### RECORDS

-------

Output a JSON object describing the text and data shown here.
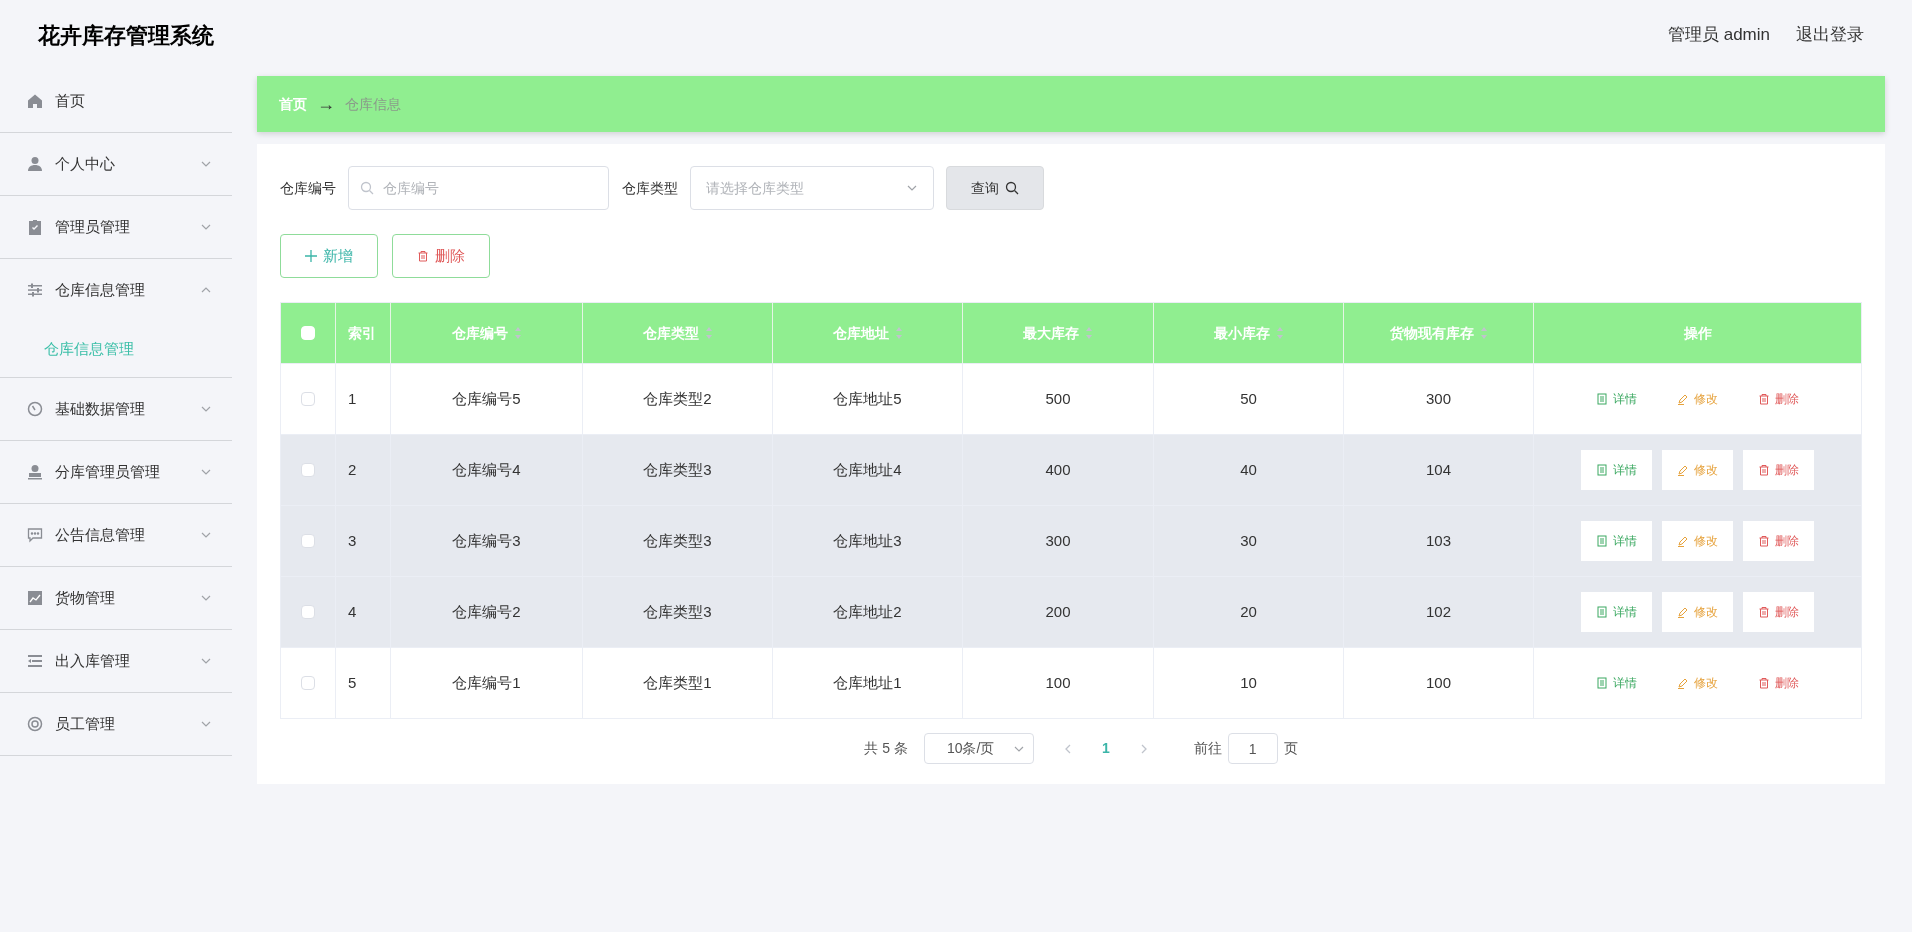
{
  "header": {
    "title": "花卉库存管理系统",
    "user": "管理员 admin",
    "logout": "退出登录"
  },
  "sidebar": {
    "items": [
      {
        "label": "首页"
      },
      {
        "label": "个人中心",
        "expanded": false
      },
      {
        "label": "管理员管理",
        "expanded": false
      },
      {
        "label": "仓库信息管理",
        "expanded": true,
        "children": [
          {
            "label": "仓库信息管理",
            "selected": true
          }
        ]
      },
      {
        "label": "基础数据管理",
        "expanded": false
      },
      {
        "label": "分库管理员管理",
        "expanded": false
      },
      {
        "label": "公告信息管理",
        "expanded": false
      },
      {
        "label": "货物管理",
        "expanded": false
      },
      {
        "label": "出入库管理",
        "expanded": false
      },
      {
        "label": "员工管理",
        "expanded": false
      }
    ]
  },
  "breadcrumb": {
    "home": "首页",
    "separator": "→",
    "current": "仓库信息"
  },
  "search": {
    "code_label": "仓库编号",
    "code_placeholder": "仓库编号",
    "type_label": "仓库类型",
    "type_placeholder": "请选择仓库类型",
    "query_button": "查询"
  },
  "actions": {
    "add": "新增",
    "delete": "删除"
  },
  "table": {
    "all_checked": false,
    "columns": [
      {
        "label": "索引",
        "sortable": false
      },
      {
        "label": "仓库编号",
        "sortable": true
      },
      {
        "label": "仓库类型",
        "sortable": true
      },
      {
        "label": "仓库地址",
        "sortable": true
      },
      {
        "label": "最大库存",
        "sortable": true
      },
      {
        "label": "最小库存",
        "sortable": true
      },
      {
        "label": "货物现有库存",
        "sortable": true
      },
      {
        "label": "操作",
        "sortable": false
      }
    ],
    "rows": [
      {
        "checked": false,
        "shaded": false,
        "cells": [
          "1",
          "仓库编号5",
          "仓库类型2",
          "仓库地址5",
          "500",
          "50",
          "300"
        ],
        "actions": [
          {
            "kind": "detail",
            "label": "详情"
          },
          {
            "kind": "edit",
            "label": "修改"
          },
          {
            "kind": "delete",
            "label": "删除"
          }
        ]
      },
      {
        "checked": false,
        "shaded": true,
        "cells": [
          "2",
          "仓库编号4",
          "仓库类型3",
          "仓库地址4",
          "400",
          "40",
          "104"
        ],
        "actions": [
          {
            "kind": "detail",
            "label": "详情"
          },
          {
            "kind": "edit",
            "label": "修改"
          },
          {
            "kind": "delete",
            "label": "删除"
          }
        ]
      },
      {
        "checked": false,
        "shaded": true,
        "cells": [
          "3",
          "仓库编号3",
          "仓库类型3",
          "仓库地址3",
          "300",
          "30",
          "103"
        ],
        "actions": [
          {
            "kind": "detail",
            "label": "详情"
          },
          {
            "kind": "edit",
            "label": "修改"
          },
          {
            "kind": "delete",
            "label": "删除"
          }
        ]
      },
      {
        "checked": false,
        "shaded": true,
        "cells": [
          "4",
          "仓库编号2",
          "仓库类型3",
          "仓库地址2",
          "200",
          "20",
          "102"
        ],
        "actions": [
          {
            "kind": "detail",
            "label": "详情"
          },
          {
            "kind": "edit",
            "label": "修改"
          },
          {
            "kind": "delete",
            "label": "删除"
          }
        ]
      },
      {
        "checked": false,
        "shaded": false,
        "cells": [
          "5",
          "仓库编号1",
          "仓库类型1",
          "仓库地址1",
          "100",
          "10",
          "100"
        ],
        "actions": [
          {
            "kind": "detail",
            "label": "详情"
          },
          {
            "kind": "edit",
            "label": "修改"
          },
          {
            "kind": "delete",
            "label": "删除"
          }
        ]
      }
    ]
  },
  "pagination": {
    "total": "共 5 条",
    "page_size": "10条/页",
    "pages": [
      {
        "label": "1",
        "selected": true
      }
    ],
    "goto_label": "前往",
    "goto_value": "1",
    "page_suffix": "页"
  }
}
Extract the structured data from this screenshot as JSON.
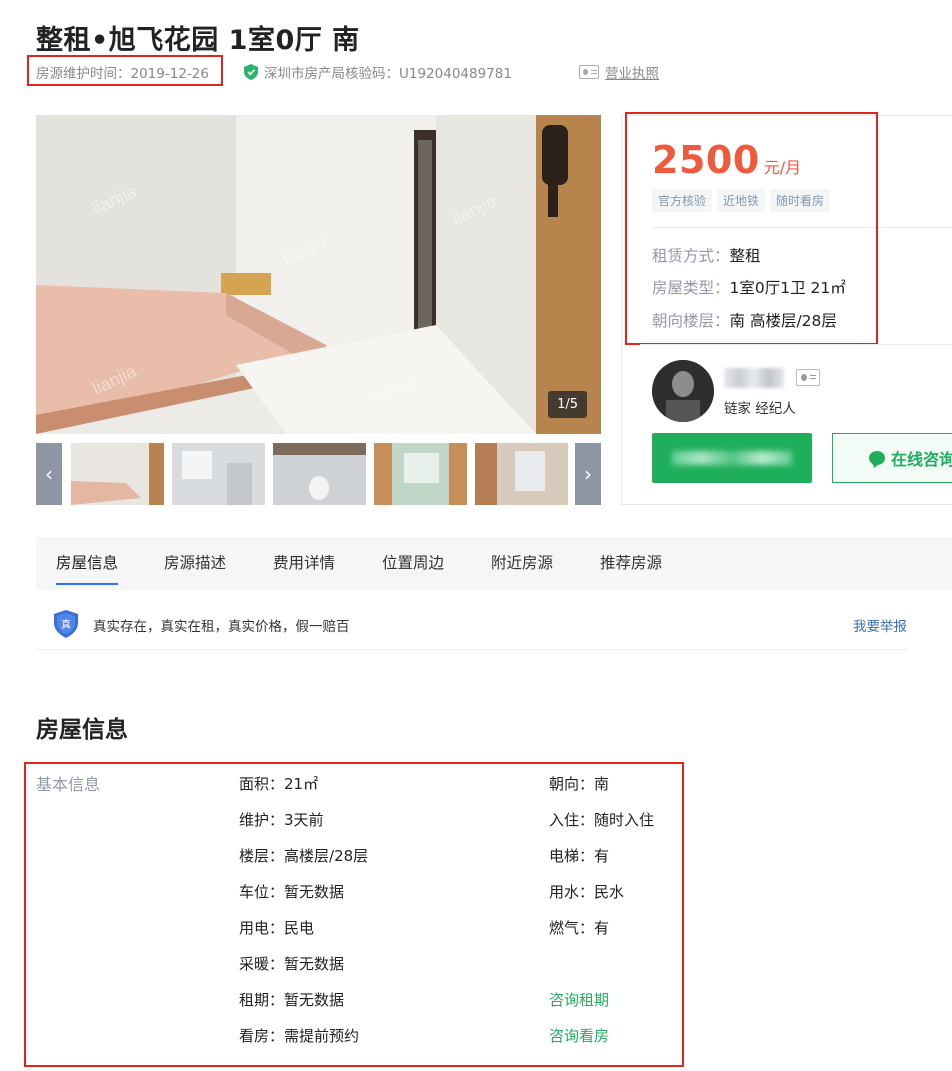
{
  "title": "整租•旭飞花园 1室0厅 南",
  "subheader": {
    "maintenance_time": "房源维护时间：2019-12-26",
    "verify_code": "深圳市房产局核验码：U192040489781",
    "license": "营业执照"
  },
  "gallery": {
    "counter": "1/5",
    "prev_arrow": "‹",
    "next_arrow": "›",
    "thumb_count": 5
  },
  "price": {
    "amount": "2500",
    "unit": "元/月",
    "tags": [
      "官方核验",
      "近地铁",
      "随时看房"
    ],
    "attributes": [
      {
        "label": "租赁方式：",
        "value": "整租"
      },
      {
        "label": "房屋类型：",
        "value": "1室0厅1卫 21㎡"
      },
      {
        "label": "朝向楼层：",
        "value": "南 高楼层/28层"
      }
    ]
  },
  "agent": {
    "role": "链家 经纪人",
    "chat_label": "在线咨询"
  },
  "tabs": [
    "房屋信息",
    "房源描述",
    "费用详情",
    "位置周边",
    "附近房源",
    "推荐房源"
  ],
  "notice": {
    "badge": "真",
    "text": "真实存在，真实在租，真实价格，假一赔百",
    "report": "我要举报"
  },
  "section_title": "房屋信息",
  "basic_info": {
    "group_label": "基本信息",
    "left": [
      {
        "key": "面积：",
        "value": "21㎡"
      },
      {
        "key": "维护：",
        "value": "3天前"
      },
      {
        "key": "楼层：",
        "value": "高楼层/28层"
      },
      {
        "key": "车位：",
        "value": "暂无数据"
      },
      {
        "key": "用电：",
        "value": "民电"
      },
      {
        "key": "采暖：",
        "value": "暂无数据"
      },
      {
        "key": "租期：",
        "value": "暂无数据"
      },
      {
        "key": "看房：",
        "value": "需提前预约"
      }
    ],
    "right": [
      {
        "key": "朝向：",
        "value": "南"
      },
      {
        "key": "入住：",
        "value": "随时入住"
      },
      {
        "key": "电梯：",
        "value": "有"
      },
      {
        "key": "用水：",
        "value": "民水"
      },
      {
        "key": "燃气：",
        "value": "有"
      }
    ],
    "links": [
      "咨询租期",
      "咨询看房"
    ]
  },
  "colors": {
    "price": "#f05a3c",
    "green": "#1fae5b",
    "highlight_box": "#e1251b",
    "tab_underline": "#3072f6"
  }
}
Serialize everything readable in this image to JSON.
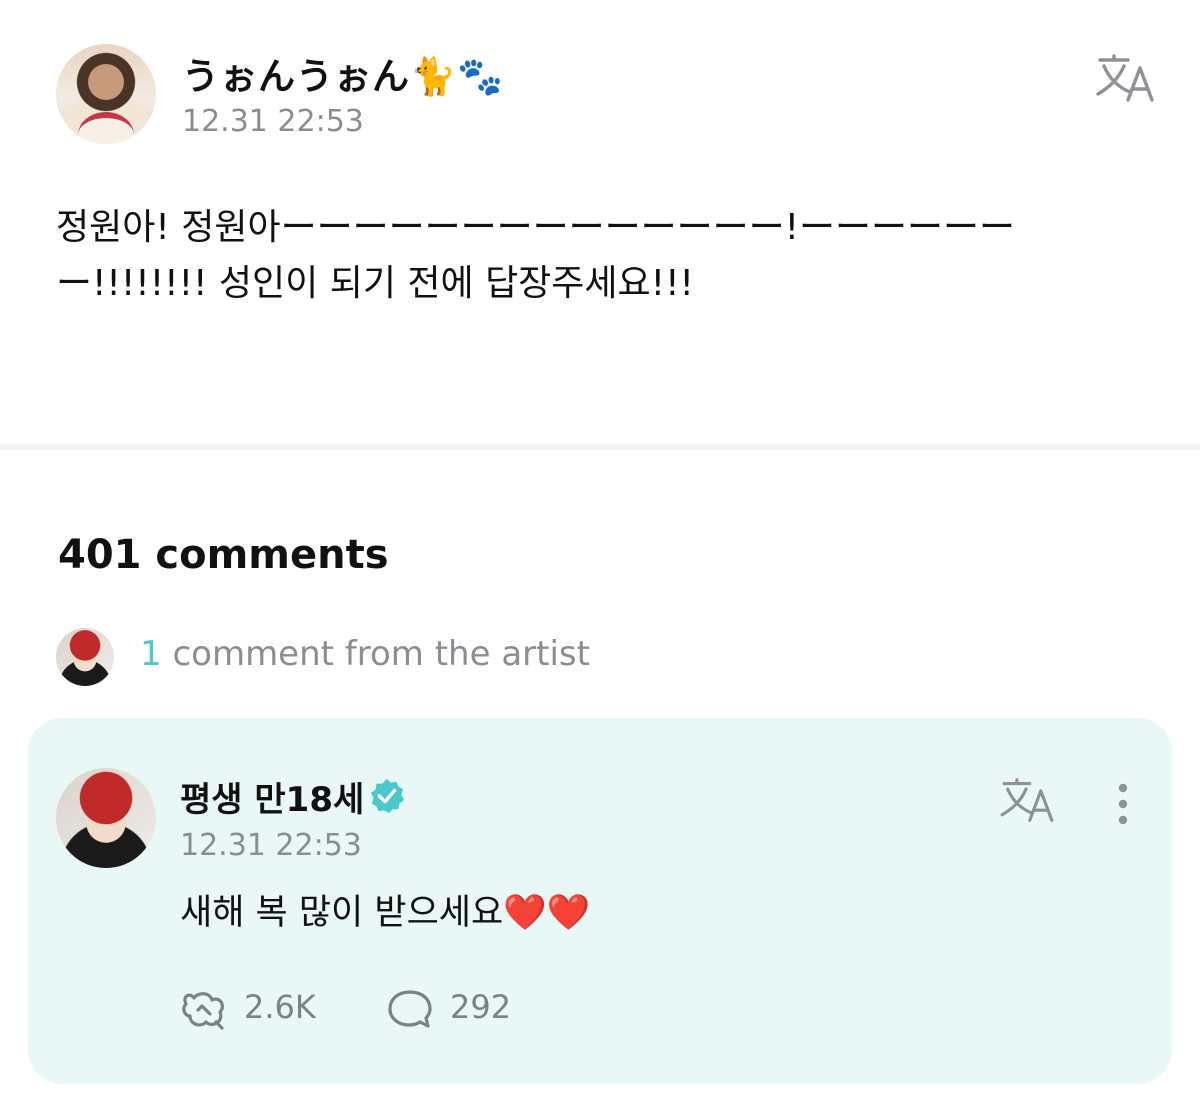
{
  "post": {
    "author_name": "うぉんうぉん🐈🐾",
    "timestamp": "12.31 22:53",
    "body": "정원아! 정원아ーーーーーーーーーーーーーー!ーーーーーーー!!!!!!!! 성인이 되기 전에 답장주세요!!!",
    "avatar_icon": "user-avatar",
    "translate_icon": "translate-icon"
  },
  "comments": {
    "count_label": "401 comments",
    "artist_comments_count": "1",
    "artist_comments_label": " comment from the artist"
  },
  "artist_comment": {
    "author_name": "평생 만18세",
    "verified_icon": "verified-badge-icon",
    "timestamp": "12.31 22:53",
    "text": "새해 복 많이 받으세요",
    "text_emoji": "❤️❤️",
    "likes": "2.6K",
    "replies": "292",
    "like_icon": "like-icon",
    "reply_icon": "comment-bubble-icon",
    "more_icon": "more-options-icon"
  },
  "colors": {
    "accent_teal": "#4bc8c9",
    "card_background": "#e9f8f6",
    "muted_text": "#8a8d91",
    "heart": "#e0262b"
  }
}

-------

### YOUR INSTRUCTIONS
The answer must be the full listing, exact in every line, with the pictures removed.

### FINISHED TASK
Output a JSON object describing the text and data shown here.
{
  "header": {
    "title": "花卉库存管理系统",
    "user": "管理员 admin",
    "logout": "退出登录"
  },
  "sidebar": {
    "items": [
      {
        "label": "首页"
      },
      {
        "label": "个人中心",
        "expanded": false
      },
      {
        "label": "管理员管理",
        "expanded": false
      },
      {
        "label": "仓库信息管理",
        "expanded": true,
        "children": [
          {
            "label": "仓库信息管理",
            "selected": true
          }
        ]
      },
      {
        "label": "基础数据管理",
        "expanded": false
      },
      {
        "label": "分库管理员管理",
        "expanded": false
      },
      {
        "label": "公告信息管理",
        "expanded": false
      },
      {
        "label": "货物管理",
        "expanded": false
      },
      {
        "label": "出入库管理",
        "expanded": false
      },
      {
        "label": "员工管理",
        "expanded": false
      }
    ]
  },
  "breadcrumb": {
    "home": "首页",
    "separator": "→",
    "current": "仓库信息"
  },
  "search": {
    "code_label": "仓库编号",
    "code_placeholder": "仓库编号",
    "type_label": "仓库类型",
    "type_placeholder": "请选择仓库类型",
    "query_button": "查询"
  },
  "actions": {
    "add": "新增",
    "delete": "删除"
  },
  "table": {
    "all_checked": false,
    "columns": [
      {
        "label": "索引",
        "sortable": false
      },
      {
        "label": "仓库编号",
        "sortable": true
      },
      {
        "label": "仓库类型",
        "sortable": true
      },
      {
        "label": "仓库地址",
        "sortable": true
      },
      {
        "label": "最大库存",
        "sortable": true
      },
      {
        "label": "最小库存",
        "sortable": true
      },
      {
        "label": "货物现有库存",
        "sortable": true
      },
      {
        "label": "操作",
        "sortable": false
      }
    ],
    "rows": [
      {
        "checked": false,
        "shaded": false,
        "cells": [
          "1",
          "仓库编号5",
          "仓库类型2",
          "仓库地址5",
          "500",
          "50",
          "300"
        ],
        "actions": [
          {
            "kind": "detail",
            "label": "详情"
          },
          {
            "kind": "edit",
            "label": "修改"
          },
          {
            "kind": "delete",
            "label": "删除"
          }
        ]
      },
      {
        "checked": false,
        "shaded": true,
        "cells": [
          "2",
          "仓库编号4",
          "仓库类型3",
          "仓库地址4",
          "400",
          "40",
          "104"
        ],
        "actions": [
          {
            "kind": "detail",
            "label": "详情"
          },
          {
            "kind": "edit",
            "label": "修改"
          },
          {
            "kind": "delete",
            "label": "删除"
          }
        ]
      },
      {
        "checked": false,
        "shaded": true,
        "cells": [
          "3",
          "仓库编号3",
          "仓库类型3",
          "仓库地址3",
          "300",
          "30",
          "103"
        ],
        "actions": [
          {
            "kind": "detail",
            "label": "详情"
          },
          {
            "kind": "edit",
            "label": "修改"
          },
          {
            "kind": "delete",
            "label": "删除"
          }
        ]
      },
      {
        "checked": false,
        "shaded": true,
        "cells": [
          "4",
          "仓库编号2",
          "仓库类型3",
          "仓库地址2",
          "200",
          "20",
          "102"
        ],
        "actions": [
          {
            "kind": "detail",
            "label": "详情"
          },
          {
            "kind": "edit",
            "label": "修改"
          },
          {
            "kind": "delete",
            "label": "删除"
          }
        ]
      },
      {
        "checked": false,
        "shaded": false,
        "cells": [
          "5",
          "仓库编号1",
          "仓库类型1",
          "仓库地址1",
          "100",
          "10",
          "100"
        ],
        "actions": [
          {
            "kind": "detail",
            "label": "详情"
          },
          {
            "kind": "edit",
            "label": "修改"
          },
          {
            "kind": "delete",
            "label": "删除"
          }
        ]
      }
    ]
  },
  "pagination": {
    "total": "共 5 条",
    "page_size": "10条/页",
    "pages": [
      {
        "label": "1",
        "selected": true
      }
    ],
    "goto_label": "前往",
    "goto_value": "1",
    "page_suffix": "页"
  }
}
Extract the structured data from this screenshot as JSON.
{
  "title": "整租•旭飞花园 1室0厅 南",
  "subheader": {
    "maintenance_time": "房源维护时间：2019-12-26",
    "verify_code": "深圳市房产局核验码：U192040489781",
    "license": "营业执照"
  },
  "gallery": {
    "counter": "1/5",
    "prev_arrow": "‹",
    "next_arrow": "›",
    "thumb_count": 5
  },
  "price": {
    "amount": "2500",
    "unit": "元/月",
    "tags": [
      "官方核验",
      "近地铁",
      "随时看房"
    ],
    "attributes": [
      {
        "label": "租赁方式：",
        "value": "整租"
      },
      {
        "label": "房屋类型：",
        "value": "1室0厅1卫 21㎡"
      },
      {
        "label": "朝向楼层：",
        "value": "南 高楼层/28层"
      }
    ]
  },
  "agent": {
    "role": "链家 经纪人",
    "chat_label": "在线咨询"
  },
  "tabs": [
    "房屋信息",
    "房源描述",
    "费用详情",
    "位置周边",
    "附近房源",
    "推荐房源"
  ],
  "notice": {
    "badge": "真",
    "text": "真实存在，真实在租，真实价格，假一赔百",
    "report": "我要举报"
  },
  "section_title": "房屋信息",
  "basic_info": {
    "group_label": "基本信息",
    "left": [
      {
        "key": "面积：",
        "value": "21㎡"
      },
      {
        "key": "维护：",
        "value": "3天前"
      },
      {
        "key": "楼层：",
        "value": "高楼层/28层"
      },
      {
        "key": "车位：",
        "value": "暂无数据"
      },
      {
        "key": "用电：",
        "value": "民电"
      },
      {
        "key": "采暖：",
        "value": "暂无数据"
      },
      {
        "key": "租期：",
        "value": "暂无数据"
      },
      {
        "key": "看房：",
        "value": "需提前预约"
      }
    ],
    "right": [
      {
        "key": "朝向：",
        "value": "南"
      },
      {
        "key": "入住：",
        "value": "随时入住"
      },
      {
        "key": "电梯：",
        "value": "有"
      },
      {
        "key": "用水：",
        "value": "民水"
      },
      {
        "key": "燃气：",
        "value": "有"
      }
    ],
    "links": [
      "咨询租期",
      "咨询看房"
    ]
  },
  "colors": {
    "price": "#f05a3c",
    "green": "#1fae5b",
    "highlight_box": "#e1251b",
    "tab_underline": "#3072f6"
  }
}
Serialize everything readable in this image to JSON.
{
  "post": {
    "author_name": "うぉんうぉん🐈🐾",
    "timestamp": "12.31 22:53",
    "body": "정원아! 정원아ーーーーーーーーーーーーーー!ーーーーーーー!!!!!!!! 성인이 되기 전에 답장주세요!!!",
    "avatar_icon": "user-avatar",
    "translate_icon": "translate-icon"
  },
  "comments": {
    "count_label": "401 comments",
    "artist_comments_count": "1",
    "artist_comments_label": " comment from the artist"
  },
  "artist_comment": {
    "author_name": "평생 만18세",
    "verified_icon": "verified-badge-icon",
    "timestamp": "12.31 22:53",
    "text": "새해 복 많이 받으세요",
    "text_emoji": "❤️❤️",
    "likes": "2.6K",
    "replies": "292",
    "like_icon": "like-icon",
    "reply_icon": "comment-bubble-icon",
    "more_icon": "more-options-icon"
  },
  "colors": {
    "accent_teal": "#4bc8c9",
    "card_background": "#e9f8f6",
    "muted_text": "#8a8d91",
    "heart": "#e0262b"
  }
}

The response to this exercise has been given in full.